Populations of the popular Monarch butterfly have been declining in recent years and a new study is citing habitat loss on US breeding grounds as the main culprit.
The eastern North American monarch population is known not only for its iconic orange and black colors, but also for its late summer migration from the United States to Mexico, a migration covering thousands of miles. And despite the long-held belief that monarch butterflies are most vulnerable to disturbances on wintering grounds in Mexico, new research from the University of Guelph shows lack of milkweed in the US which provides breeding grounds for the species is playing more of a role for species decline.
"Our work provides the first evidence that monarch butterfly numbers in eastern North America are most sensitive to changes in the availability of milkweed on breeding grounds, particularly in the Corn Belt region of the United States," said Ryan Norris, a professor in Guelph's Department of Integrative Biology.
During the winter months, monarch butterflies congregate in Mexico. Scientists thought factors on those wintering grounds, such as climate change or deforestation, were the greatest threat to the population. So as a result, many efforts have been made to protect butterfly overwintering habitats and to curb illegal deforestation.
"The protection of overwintering habitat has no doubt gone a long way towards conserving monarchs that breed throughout eastern North America. However, our results provide evidence that there is now another imminent threat," said Tyler Flockhart, lead author of the study.
Milkweed is the only group of plants that monarch caterpillars feed upon before they develop into butterflies. Industrial farming contributed to a 21-per-cent decline in milkweed plants between 1995 and 2013, and much of this loss occurred in the central breeding region, the study said.
More than 70 per cent of milkweed in this region is located in agricultural-intensive landscapes where genetically modified crops are increasing, the study said.
"The rapid loss of milkweed projected for this region, attributable to land cover changes and shifts in agricultural practices, is a very large concern," said Flockhart. Left unchecked, milkweed loss will cause the monarch population to decline by at least another 14 per cent, the study said.
"Reducing the negative effects of milkweed loss in the breeding grounds should be the top conservation priority to slow or halt future population declines of the monarch in North America," Flockhart said.
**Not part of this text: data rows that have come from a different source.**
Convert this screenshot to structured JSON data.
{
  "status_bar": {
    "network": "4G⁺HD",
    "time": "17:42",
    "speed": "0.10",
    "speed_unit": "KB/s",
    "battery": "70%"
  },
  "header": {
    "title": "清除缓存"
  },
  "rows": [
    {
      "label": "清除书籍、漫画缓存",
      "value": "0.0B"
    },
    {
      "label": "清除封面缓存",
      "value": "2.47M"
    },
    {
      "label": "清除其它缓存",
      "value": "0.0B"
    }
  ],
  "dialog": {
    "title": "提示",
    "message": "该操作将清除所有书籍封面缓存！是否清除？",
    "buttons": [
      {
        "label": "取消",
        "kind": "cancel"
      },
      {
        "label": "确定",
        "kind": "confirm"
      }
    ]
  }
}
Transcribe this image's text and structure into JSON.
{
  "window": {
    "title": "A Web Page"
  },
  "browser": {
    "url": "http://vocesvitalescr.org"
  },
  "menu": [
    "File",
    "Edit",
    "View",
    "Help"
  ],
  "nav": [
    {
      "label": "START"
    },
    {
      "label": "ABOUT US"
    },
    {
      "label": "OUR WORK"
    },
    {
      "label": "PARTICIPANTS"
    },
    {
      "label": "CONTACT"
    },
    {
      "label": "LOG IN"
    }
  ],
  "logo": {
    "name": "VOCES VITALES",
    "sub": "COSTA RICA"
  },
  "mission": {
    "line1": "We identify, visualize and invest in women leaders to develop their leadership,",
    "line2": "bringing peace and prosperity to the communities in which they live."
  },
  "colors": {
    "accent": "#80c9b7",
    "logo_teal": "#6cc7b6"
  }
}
Norris added: "Planting milkweed in the south and central United States would provide the largest immediate benefit."
The study is published today in the Journal of Animal Ecology.
Read more at the University of Guelph.
Monarch butterfly image via Shutterstock.